(Element data from apps and pages)
##########

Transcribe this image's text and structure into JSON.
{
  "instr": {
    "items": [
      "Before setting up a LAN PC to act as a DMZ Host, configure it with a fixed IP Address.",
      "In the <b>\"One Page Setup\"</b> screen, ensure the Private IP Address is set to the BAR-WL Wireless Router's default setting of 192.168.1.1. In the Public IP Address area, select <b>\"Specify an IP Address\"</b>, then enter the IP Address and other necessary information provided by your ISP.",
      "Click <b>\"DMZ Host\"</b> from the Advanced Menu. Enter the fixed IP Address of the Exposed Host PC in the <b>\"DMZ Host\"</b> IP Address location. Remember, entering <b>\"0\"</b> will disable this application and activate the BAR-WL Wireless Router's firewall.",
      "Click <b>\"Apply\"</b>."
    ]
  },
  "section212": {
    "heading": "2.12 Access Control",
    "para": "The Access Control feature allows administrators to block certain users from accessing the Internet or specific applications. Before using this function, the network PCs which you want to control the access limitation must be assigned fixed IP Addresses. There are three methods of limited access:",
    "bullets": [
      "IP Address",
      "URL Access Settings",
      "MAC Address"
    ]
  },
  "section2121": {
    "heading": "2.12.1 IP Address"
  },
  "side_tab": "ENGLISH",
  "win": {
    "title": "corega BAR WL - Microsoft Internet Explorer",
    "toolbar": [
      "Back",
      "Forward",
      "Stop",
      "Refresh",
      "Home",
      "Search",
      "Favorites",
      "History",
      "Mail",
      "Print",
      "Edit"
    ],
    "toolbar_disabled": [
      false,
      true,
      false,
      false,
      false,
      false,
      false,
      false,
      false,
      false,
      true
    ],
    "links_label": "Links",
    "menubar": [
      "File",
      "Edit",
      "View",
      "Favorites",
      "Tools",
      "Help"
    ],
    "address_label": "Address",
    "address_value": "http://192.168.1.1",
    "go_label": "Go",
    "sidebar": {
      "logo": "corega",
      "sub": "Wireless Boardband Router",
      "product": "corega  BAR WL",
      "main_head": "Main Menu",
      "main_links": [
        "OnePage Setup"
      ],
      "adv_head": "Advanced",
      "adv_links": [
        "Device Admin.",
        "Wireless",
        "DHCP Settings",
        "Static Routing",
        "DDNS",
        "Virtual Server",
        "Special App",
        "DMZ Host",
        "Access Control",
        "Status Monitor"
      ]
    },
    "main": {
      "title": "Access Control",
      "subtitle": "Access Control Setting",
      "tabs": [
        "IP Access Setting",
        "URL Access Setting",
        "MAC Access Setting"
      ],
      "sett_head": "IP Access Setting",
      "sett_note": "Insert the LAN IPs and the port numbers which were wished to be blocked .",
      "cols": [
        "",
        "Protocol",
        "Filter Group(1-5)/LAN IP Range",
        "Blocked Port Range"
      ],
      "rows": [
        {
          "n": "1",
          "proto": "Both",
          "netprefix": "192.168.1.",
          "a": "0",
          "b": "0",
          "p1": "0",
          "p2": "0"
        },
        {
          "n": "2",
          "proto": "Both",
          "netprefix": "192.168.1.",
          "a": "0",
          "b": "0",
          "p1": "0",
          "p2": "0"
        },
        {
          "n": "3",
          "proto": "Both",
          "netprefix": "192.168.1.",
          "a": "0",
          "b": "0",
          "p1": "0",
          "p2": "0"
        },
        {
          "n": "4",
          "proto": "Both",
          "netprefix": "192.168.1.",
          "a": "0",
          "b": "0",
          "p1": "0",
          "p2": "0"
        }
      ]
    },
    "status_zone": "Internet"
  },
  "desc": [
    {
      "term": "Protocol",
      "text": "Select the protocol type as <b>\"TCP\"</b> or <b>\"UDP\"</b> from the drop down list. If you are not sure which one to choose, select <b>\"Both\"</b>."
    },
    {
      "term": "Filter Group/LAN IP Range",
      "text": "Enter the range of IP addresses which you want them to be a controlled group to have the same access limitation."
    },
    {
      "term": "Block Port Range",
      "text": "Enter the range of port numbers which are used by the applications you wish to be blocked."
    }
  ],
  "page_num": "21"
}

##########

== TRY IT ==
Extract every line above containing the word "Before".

== TASK OUTPUT ==
      "Before setting up a LAN PC to act as a DMZ Host, configure it with a fixed IP Address.",
    "para": "The Access Control feature allows administrators to block certain users from accessing the Internet or specific applications. Before using this function, the network PCs which you want to control the access limitation must be assigned fixed IP Addresses. There are three methods of limited access:",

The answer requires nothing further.